Restrictions on the use of non-compete agreements have received some bi-partisan support. Most proposed reforms aim at prohibiting non-competes for low-income employees, requiring independent financial consideration to the employee, making them unenforceable for the first two years’ employment, or banning them completely except as part of a corporate sale, merger, or dissolution. Many propose to allow the employer only to protect trade secrets, which many states already protected statutorily by adoption of the Uniform Trade Secrets Act. If non-competes are banned,  employers could use employment contracts to augment existing statutory trade secret protections. Even without legislation to restrict use of non-competes, additional constraints may arrive by rulemaking, through the Federal Trade Commission’s authority to prohibit unfair or deceptive acts and unfair competition.

Biden has promised to increase workplace safety and health by strengthening Obama Era regulations of the Occupational and Safety Health Administration (OSHA) that Trump rolled back, such as those requiring companies publicly to report workplace injuries and alleged labor law violations. Biden has said he will also direct OSHA and the Mine Safety Health and Administration (MSHA) to expand enforcement efforts and will increase the number of their investigators. Substantial resources would likely be devoted immediately to more robust pandemic-related enforcement. This will likely include a push for OSHA to issue mandatory safety guidelines to protect employees from COVID-19 exposure. 

Racial justice and diversity will also take high priority in the Biden Administration, with a likely increase in the number of investigators --- and therefore investigations. Federal contractors could be required to disclose publicly their recruitment practices for certain underrepresented groups, implying that a bidder’s more diverse workforce and recruitment process might give it a better shot at being awarded the federal contract. Certainly, the Trump executive order that prohibited federal contractors and other entities from using “blame-focused” diversity training that it says stereotypes groups based on race or sex is already being targeted for reversal by Democrats. It’s possible that Biden will issue a new order compelling that this worker training include a discussion of concepts prohibited by Trump’s order.

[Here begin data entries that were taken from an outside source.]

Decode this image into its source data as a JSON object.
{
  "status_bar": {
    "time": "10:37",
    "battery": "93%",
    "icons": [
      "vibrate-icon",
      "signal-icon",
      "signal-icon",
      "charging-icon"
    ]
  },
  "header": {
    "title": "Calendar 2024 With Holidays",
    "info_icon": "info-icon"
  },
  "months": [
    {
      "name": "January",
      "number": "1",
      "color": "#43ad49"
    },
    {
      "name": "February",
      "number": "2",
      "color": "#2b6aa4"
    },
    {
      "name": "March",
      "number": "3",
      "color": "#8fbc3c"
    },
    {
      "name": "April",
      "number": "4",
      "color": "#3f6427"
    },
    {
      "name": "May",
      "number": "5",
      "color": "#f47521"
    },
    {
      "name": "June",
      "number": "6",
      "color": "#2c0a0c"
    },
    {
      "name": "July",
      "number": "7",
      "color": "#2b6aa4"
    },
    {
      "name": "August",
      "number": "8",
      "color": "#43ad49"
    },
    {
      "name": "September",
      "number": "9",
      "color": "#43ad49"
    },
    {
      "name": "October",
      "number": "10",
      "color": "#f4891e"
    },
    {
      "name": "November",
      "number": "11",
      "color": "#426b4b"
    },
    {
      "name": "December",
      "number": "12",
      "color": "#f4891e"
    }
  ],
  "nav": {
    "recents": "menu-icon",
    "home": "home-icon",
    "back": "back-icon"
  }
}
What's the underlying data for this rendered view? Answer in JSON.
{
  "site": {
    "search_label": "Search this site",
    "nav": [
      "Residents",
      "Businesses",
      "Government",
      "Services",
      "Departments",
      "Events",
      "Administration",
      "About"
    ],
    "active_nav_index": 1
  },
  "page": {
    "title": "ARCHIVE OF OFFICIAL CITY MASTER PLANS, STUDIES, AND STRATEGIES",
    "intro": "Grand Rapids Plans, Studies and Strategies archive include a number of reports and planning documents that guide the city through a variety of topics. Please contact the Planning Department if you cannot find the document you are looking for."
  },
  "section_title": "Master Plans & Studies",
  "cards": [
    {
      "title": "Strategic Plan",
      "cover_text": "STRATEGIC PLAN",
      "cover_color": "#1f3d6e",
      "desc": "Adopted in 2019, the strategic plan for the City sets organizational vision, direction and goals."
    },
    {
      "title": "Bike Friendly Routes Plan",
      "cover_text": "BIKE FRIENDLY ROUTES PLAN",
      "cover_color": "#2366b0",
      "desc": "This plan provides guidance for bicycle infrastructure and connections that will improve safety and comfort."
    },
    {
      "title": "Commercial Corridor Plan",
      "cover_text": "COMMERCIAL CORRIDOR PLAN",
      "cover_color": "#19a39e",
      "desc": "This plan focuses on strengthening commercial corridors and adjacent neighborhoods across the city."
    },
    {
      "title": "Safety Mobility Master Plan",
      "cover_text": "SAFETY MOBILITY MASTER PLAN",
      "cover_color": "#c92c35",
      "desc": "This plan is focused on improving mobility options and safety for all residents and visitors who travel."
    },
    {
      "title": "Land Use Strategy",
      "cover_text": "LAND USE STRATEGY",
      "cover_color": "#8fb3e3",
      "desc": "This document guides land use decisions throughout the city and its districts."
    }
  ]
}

It is expected that executive departments and federal agencies will soon be shifting focus again toward classifying most workers as employees, underscoring their right to wages, overtime, and other FLSA rights, protecting their right to unionize, restricting use of non-competes, and heightening standards and investigations of safety rules. Employers accustomed to the business-friendly Trump administration might wisely take inventory now to reflect how these changes will impact them:

  • Conduct an audit to prioritize adjustments for potentially problematic policies and practices
  • Take a fresh look at handbooks and other written policies 
  • Train employees at every level to avoid missteps in these new movements by the incoming administration

If you have additional questions, please contact Nancy J. Townsend or a member of Krieg DeVault's Labor and Employment Law Team.


Disclaimer. The contents of this article should not be construed as legal advice or a legal opinion on any specific facts or circumstances. The contents are intended for general informational purposes only, and you are urged to consult with counsel concerning your situation and specific legal questions you may have.